• WHAT THE TASK REQUIRES:
The required result is each line of the entries below containing the string "link".
PROVIDED ENTRIES START
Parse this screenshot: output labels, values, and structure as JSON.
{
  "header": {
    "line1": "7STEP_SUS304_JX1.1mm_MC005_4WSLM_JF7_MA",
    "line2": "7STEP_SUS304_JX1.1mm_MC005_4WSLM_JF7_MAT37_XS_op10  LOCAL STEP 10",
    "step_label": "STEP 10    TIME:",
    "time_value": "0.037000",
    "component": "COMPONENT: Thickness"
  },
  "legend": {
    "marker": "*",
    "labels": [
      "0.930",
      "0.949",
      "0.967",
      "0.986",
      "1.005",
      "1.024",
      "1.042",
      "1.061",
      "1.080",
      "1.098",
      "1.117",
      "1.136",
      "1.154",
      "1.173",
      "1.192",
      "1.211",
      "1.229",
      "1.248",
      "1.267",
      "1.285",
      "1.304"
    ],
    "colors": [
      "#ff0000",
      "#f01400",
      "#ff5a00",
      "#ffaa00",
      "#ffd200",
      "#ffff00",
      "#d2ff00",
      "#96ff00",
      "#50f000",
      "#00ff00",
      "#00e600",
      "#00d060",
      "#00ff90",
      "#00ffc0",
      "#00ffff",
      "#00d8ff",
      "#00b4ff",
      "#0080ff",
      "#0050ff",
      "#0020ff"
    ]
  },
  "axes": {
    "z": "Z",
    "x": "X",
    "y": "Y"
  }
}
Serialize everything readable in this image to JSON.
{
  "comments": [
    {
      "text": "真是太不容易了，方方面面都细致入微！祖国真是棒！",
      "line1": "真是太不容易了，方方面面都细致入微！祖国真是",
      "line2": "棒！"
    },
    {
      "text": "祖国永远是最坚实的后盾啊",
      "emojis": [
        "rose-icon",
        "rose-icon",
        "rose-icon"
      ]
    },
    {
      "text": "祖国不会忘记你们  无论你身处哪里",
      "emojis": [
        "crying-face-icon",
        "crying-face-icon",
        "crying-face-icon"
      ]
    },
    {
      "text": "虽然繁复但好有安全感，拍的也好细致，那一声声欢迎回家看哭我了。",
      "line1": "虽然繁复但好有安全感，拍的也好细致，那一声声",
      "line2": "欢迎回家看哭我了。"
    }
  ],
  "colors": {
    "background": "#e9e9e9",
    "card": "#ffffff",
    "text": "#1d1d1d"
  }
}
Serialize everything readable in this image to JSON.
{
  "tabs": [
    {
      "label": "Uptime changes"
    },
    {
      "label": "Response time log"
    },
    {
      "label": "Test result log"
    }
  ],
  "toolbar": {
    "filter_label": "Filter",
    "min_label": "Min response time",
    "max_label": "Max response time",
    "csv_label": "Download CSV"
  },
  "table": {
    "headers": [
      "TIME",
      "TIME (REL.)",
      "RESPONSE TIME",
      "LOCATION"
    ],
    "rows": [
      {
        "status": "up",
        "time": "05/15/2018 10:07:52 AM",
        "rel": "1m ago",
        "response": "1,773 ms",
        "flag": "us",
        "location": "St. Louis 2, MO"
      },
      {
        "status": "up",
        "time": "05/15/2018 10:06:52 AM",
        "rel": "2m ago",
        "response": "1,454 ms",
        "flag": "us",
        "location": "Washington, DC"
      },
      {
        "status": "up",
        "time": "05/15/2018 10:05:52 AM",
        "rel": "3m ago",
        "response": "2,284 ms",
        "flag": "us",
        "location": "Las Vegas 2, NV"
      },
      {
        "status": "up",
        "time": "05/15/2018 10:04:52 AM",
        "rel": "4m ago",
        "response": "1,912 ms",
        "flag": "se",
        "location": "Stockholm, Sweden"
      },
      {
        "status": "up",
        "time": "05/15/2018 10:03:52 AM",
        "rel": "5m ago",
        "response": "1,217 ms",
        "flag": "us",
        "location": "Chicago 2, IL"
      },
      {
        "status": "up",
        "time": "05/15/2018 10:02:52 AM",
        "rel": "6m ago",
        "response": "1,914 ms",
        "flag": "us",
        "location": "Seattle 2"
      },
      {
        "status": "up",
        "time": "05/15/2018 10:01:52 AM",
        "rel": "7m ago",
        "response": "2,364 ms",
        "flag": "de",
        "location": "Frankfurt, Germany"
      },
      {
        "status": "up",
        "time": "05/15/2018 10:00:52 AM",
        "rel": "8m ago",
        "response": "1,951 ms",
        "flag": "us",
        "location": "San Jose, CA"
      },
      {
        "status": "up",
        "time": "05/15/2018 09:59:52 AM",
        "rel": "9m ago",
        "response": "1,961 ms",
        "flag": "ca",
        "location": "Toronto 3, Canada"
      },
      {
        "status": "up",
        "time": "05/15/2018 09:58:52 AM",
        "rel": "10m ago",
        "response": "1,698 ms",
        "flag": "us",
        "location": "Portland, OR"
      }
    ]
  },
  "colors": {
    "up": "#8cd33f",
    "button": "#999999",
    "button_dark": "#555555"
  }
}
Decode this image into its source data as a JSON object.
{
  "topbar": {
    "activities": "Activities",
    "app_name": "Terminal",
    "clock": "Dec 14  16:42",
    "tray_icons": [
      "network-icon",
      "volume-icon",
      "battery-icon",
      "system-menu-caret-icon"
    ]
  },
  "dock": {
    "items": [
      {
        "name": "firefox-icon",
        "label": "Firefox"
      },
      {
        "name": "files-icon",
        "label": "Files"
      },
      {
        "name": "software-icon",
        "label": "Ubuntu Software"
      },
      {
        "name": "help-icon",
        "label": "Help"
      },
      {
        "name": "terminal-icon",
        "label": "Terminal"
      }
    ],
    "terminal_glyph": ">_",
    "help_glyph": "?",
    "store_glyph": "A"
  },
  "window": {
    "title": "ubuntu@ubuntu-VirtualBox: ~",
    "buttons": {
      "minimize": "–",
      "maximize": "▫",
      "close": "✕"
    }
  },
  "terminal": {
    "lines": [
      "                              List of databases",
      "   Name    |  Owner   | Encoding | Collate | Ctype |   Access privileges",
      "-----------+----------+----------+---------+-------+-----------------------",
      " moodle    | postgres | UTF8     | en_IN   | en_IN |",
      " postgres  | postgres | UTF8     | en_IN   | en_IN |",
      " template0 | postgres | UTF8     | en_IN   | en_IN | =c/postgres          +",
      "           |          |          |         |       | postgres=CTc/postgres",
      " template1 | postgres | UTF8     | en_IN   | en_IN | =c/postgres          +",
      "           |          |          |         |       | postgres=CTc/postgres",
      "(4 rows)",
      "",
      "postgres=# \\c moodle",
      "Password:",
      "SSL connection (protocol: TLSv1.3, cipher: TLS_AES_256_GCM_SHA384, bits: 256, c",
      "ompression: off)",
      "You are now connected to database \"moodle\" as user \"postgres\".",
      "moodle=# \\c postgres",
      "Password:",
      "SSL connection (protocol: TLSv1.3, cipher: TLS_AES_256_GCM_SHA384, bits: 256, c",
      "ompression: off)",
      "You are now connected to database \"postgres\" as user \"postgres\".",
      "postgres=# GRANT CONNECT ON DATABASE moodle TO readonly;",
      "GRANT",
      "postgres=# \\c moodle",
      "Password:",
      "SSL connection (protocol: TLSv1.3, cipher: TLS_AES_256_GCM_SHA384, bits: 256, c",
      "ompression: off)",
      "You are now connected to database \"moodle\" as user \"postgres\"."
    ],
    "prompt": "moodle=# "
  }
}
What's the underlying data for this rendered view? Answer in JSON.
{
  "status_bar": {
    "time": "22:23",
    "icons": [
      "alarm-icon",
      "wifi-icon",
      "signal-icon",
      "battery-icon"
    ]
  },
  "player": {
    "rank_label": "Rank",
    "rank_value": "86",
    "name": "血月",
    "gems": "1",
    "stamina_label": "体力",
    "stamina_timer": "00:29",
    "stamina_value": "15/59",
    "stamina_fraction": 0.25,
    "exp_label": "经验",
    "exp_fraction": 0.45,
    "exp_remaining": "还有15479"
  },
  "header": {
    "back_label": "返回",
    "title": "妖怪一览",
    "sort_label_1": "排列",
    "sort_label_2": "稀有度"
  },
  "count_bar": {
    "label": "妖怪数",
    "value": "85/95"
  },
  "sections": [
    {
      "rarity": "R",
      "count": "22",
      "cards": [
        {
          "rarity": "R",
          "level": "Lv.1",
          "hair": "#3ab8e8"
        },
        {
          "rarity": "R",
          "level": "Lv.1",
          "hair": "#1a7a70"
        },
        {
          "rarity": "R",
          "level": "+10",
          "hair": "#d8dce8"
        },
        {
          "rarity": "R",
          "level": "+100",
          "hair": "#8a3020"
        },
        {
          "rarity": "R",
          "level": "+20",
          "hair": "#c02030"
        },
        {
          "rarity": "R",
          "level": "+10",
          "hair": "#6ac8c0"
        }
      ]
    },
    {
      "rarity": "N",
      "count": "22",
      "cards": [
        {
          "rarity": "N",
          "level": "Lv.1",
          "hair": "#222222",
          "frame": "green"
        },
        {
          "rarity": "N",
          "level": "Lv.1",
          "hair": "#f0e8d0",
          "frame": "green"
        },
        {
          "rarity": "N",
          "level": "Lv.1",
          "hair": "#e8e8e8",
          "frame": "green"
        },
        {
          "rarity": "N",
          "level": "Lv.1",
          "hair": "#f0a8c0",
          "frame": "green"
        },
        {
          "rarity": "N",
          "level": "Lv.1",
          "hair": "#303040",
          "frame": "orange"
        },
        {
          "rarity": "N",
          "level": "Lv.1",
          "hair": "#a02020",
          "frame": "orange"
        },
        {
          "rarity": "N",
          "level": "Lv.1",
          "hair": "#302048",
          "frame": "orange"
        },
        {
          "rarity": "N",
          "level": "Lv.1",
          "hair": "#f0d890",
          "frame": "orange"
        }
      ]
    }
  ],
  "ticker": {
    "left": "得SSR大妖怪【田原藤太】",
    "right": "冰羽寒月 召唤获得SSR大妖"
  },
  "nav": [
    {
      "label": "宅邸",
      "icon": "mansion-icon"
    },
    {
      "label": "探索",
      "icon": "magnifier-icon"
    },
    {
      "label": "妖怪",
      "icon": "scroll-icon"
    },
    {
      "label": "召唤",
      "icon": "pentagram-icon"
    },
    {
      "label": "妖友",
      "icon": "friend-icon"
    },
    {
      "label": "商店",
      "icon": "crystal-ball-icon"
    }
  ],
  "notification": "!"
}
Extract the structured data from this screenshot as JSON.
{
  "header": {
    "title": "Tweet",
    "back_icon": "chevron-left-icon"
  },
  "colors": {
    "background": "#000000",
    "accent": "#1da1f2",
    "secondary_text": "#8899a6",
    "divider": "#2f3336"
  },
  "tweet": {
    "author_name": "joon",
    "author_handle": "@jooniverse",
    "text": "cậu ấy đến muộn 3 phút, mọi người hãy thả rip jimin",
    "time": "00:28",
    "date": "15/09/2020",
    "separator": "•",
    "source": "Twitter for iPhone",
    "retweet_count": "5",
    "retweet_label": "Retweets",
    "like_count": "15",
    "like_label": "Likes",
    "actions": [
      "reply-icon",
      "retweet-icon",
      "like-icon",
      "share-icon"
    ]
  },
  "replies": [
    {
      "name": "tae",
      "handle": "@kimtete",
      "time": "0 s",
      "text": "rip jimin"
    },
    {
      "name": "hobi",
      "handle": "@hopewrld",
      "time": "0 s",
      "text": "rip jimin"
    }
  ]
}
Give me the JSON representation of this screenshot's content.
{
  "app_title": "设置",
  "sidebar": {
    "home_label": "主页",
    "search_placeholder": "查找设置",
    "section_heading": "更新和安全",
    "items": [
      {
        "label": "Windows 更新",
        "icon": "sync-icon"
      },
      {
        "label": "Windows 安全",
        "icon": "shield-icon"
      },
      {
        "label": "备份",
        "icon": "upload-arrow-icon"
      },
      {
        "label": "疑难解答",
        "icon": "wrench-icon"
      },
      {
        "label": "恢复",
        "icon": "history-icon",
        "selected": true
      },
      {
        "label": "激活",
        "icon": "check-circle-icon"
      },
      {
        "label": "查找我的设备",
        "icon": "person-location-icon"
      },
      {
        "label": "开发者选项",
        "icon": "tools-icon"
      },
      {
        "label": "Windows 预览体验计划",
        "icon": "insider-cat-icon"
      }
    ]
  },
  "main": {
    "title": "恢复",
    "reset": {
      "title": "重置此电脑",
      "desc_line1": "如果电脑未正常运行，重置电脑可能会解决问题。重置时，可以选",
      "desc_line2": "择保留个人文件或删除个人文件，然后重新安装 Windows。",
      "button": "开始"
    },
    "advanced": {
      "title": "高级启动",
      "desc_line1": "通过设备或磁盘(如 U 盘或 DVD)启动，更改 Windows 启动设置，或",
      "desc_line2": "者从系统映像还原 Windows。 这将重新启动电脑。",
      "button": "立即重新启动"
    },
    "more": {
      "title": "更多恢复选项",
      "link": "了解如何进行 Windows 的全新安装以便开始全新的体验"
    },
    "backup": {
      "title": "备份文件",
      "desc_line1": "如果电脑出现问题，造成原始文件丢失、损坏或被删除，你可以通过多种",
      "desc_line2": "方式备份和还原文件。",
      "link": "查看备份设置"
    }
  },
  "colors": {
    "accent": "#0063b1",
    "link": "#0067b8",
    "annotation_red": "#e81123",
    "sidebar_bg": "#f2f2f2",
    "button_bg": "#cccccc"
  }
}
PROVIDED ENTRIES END
• RESULT FOR THIS TASK:
      "link": "了解如何进行 Windows 的全新安装以便开始全新的体验"
      "link": "查看备份设置"
    "link": "#0067b8",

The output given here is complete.